#### TASK STATEMENT:
Provide the count of lines below that include the word "export", without any accompanying remarks.

Segment Start: MATERIAL FOR THIS EXERCISE

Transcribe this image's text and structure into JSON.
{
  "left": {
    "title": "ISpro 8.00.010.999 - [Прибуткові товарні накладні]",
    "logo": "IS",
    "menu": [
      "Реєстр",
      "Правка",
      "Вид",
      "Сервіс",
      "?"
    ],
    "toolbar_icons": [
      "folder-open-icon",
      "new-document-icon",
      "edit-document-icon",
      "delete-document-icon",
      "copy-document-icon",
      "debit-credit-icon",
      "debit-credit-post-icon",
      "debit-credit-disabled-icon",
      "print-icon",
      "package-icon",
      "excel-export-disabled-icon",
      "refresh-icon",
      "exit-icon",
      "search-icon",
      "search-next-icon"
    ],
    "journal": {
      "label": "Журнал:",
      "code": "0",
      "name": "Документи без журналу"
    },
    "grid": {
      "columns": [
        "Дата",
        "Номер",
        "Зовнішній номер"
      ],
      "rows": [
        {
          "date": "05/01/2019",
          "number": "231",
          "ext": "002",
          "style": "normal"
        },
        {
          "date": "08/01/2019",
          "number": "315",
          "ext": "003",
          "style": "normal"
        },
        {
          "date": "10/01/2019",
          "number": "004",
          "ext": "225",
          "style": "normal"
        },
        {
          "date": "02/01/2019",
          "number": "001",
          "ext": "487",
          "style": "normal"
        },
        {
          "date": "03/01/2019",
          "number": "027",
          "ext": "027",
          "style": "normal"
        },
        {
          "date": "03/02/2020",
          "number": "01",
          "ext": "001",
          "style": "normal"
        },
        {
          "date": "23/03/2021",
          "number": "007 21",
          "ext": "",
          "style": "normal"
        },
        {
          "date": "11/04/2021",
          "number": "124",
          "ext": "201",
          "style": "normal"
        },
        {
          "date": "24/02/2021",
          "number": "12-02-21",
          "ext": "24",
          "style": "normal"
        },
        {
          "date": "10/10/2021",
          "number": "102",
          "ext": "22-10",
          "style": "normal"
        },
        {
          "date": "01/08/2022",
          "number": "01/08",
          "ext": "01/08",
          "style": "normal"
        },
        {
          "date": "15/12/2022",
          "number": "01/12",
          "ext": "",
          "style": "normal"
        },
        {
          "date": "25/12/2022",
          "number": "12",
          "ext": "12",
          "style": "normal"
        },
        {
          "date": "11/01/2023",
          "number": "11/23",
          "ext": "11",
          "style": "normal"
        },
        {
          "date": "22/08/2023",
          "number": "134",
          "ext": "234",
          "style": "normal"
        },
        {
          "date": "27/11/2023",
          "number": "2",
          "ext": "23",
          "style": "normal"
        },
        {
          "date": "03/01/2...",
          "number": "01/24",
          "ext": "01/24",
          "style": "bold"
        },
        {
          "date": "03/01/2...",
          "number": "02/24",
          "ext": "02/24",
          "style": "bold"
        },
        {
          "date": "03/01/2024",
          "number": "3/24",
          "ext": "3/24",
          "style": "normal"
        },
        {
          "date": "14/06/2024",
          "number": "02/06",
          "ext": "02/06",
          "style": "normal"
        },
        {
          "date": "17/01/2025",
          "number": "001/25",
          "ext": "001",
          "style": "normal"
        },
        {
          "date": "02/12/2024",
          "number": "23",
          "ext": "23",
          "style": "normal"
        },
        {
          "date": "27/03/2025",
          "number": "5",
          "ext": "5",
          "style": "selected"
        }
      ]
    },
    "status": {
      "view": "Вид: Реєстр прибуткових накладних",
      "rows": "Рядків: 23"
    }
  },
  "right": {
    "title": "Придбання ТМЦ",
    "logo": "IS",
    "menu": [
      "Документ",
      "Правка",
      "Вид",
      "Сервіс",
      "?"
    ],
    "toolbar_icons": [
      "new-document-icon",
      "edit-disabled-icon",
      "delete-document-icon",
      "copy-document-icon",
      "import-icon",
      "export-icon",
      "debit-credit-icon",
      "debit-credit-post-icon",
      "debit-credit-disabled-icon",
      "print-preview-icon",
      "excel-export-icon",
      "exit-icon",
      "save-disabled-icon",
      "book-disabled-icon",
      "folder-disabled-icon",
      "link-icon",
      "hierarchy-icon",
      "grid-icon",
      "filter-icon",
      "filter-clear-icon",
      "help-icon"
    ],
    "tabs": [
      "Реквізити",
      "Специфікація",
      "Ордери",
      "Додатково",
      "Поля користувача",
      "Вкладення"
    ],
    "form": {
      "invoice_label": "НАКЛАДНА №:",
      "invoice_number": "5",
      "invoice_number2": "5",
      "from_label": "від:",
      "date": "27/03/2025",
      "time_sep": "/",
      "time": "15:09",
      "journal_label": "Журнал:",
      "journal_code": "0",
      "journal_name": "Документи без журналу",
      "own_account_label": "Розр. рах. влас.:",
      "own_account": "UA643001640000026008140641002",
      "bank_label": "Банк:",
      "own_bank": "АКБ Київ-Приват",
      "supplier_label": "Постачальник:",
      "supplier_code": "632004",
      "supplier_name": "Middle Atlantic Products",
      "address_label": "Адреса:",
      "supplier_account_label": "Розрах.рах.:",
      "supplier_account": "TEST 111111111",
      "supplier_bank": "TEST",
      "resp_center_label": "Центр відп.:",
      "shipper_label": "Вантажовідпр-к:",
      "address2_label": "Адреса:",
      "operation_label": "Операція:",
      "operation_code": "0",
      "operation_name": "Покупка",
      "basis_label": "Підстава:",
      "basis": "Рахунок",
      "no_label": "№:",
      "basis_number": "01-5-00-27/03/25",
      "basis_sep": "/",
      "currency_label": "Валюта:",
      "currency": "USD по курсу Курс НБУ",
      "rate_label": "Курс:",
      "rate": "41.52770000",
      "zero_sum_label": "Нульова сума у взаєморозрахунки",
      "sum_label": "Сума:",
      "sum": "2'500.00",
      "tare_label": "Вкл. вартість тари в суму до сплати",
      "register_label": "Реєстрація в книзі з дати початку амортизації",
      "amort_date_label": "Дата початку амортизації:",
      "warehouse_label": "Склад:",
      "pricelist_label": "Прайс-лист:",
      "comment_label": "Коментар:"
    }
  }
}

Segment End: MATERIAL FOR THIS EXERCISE

#### RESULT:
3